With the meticulousness of a journalist and the finesse of a storyteller, Hari brings his readers face to face with those whose lives have been forever altered by the drug war: innocent civilians caught in the crosshairs of cartels in Mexico; a former drug cop from Baltimore who joined the force to fight drugs, and left to become a lawyer and overturn the convictions of those she once arrested; a Brooklyn crack dealer conceived, quite literally, as a child of the drug war; and more. With every page, I wondered whether the stories could get any more tragic, any more horrific, and cringed as they did. When Hari recounted the tale of an addict who is confirmed to have cooked to death in a solitary cage, exposed to the Arizona sun, my heart broke.
Hari is not a Christian, nor a libertarian. In fact, he eschews both criminalization and pure libertarianism in favor of a middle ground, one where drugs are be regulated in a fashion similar to alcohol, depending on their potency. But his message is clear: everyone matters. Everyone has value, regardless of their choices or circumstances.
Chasing the Scream serves as a clarion call to all who consider themselves followers of Christ (libertarian or not). Ever so eloquently Hari throws down the gauntlet, draws a line in the sand, and forces a decision. The issue of drugs in our world is not a policy to be decided by bureaucrats who can only gain from the perpetuation of the drug war. It is not one of the morality or immorality of the user, to be judged by Christians who “don’t struggle with that.” Far from it.
As I reached the final pages of the book, I broke one of my cardinal rules of reading: I cried. This issue of the drug war and addiction is a matter of life and death. It is as much a pro-life issue as abortion. For Christians to protest outside an abortion clinic yet turn a blind eye to addicts dying from overdose behind dumpsters is shameful.
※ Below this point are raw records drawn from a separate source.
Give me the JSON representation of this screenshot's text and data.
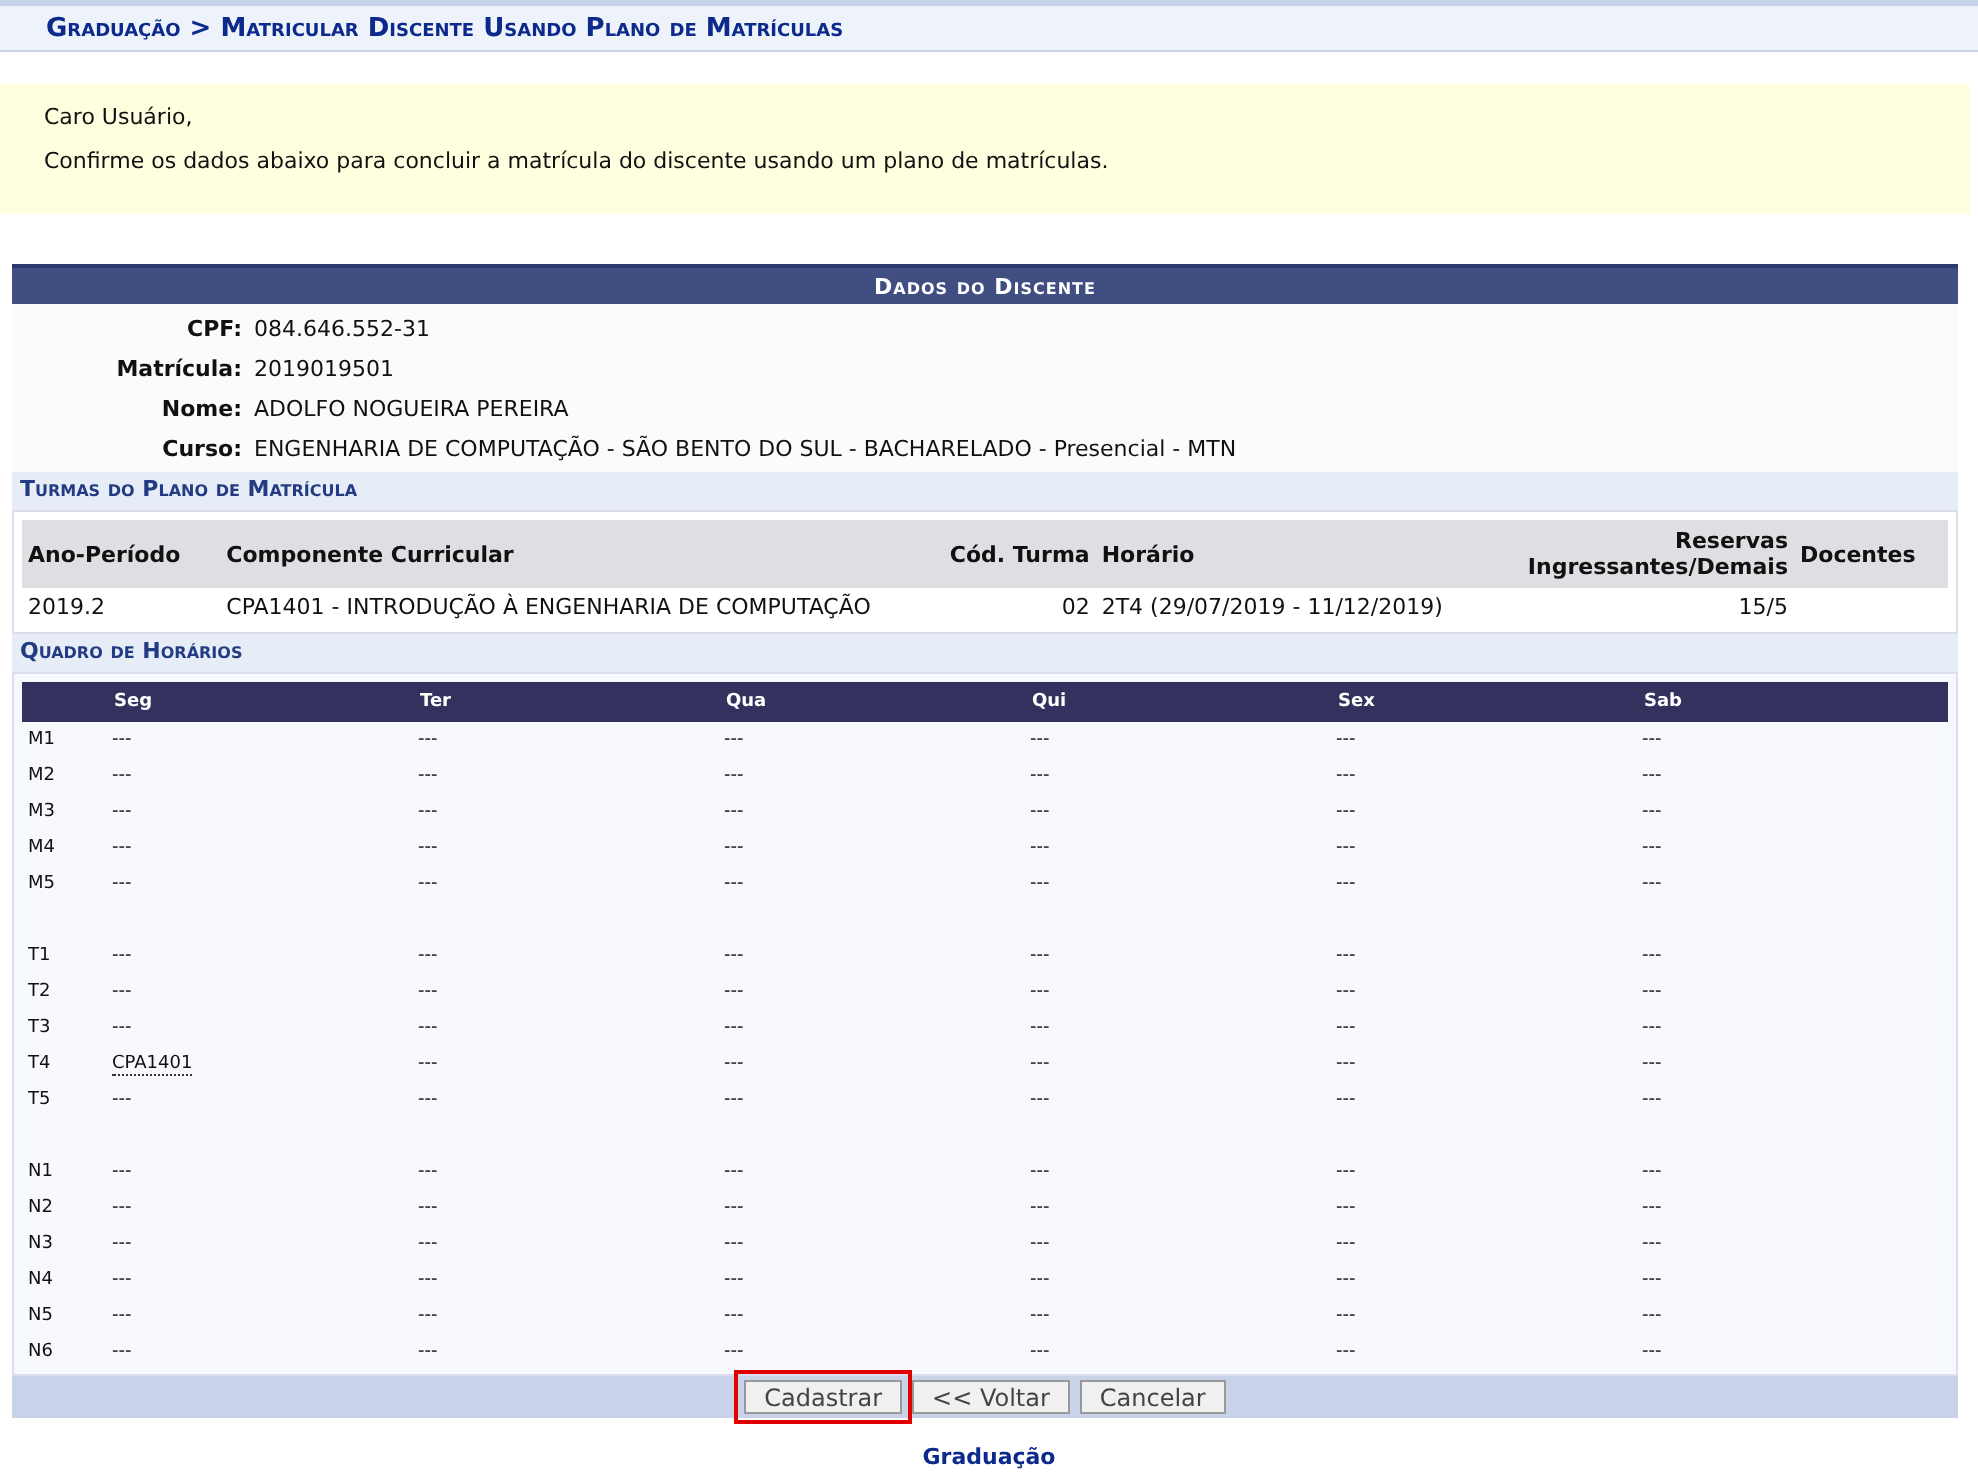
{
  "breadcrumb": "Graduação > Matricular Discente Usando Plano de Matrículas",
  "notice": {
    "greeting": "Caro Usuário,",
    "message": "Confirme os dados abaixo para concluir a matrícula do discente usando um plano de matrículas."
  },
  "student": {
    "title": "Dados do Discente",
    "fields": [
      {
        "label": "CPF:",
        "value": "084.646.552-31"
      },
      {
        "label": "Matrícula:",
        "value": "2019019501"
      },
      {
        "label": "Nome:",
        "value": "ADOLFO NOGUEIRA PEREIRA"
      },
      {
        "label": "Curso:",
        "value": "ENGENHARIA DE COMPUTAÇÃO - SÃO BENTO DO SUL - BACHARELADO - Presencial - MTN"
      }
    ]
  },
  "classes": {
    "title": "Turmas do Plano de Matrícula",
    "columns": [
      "Ano-Período",
      "Componente Curricular",
      "Cód. Turma",
      "Horário",
      "Reservas Ingressantes/Demais",
      "Docentes"
    ],
    "rows": [
      [
        "2019.2",
        "CPA1401 - INTRODUÇÃO À ENGENHARIA DE COMPUTAÇÃO",
        "02",
        "2T4 (29/07/2019 - 11/12/2019)",
        "15/5"
      ]
    ]
  },
  "schedule": {
    "title": "Quadro de Horários",
    "days": [
      "Seg",
      "Ter",
      "Qua",
      "Qui",
      "Sex",
      "Sab"
    ],
    "groups": [
      [
        {
          "slot": "M1",
          "cells": [
            "---",
            "---",
            "---",
            "---",
            "---",
            "---"
          ]
        },
        {
          "slot": "M2",
          "cells": [
            "---",
            "---",
            "---",
            "---",
            "---",
            "---"
          ]
        },
        {
          "slot": "M3",
          "cells": [
            "---",
            "---",
            "---",
            "---",
            "---",
            "---"
          ]
        },
        {
          "slot": "M4",
          "cells": [
            "---",
            "---",
            "---",
            "---",
            "---",
            "---"
          ]
        },
        {
          "slot": "M5",
          "cells": [
            "---",
            "---",
            "---",
            "---",
            "---",
            "---"
          ]
        }
      ],
      [
        {
          "slot": "T1",
          "cells": [
            "---",
            "---",
            "---",
            "---",
            "---",
            "---"
          ]
        },
        {
          "slot": "T2",
          "cells": [
            "---",
            "---",
            "---",
            "---",
            "---",
            "---"
          ]
        },
        {
          "slot": "T3",
          "cells": [
            "---",
            "---",
            "---",
            "---",
            "---",
            "---"
          ]
        },
        {
          "slot": "T4",
          "cells": [
            "CPA1401",
            "---",
            "---",
            "---",
            "---",
            "---"
          ]
        },
        {
          "slot": "T5",
          "cells": [
            "---",
            "---",
            "---",
            "---",
            "---",
            "---"
          ]
        }
      ],
      [
        {
          "slot": "N1",
          "cells": [
            "---",
            "---",
            "---",
            "---",
            "---",
            "---"
          ]
        },
        {
          "slot": "N2",
          "cells": [
            "---",
            "---",
            "---",
            "---",
            "---",
            "---"
          ]
        },
        {
          "slot": "N3",
          "cells": [
            "---",
            "---",
            "---",
            "---",
            "---",
            "---"
          ]
        },
        {
          "slot": "N4",
          "cells": [
            "---",
            "---",
            "---",
            "---",
            "---",
            "---"
          ]
        },
        {
          "slot": "N5",
          "cells": [
            "---",
            "---",
            "---",
            "---",
            "---",
            "---"
          ]
        },
        {
          "slot": "N6",
          "cells": [
            "---",
            "---",
            "---",
            "---",
            "---",
            "---"
          ]
        }
      ]
    ]
  },
  "buttons": [
    {
      "label": "Cadastrar",
      "highlighted": true
    },
    {
      "label": "<< Voltar",
      "highlighted": false
    },
    {
      "label": "Cancelar",
      "highlighted": false
    }
  ],
  "footer": "Graduação"
}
“The opposite of addiction isn’t sobriety,” Hari concludes, “It’s connection. It’s all I can offer. It’s all that will help…in the end. If you are alone, you cannot escape addiction. If you are loved, you have a chance. For a hundred years we have been singing war songs about addicts. All along, we should have been singing love songs to them.”
The war on drugs has long outstayed its welcome, and when it ends, I’m fairly certain we will look back at this book as being a significant nail in its coffin. Chasing the Scream is available from Amazon. Give a copy to anyone who will take it. Start the conversation. Most important, make connections. Liberty, and someone’s life, is on the line.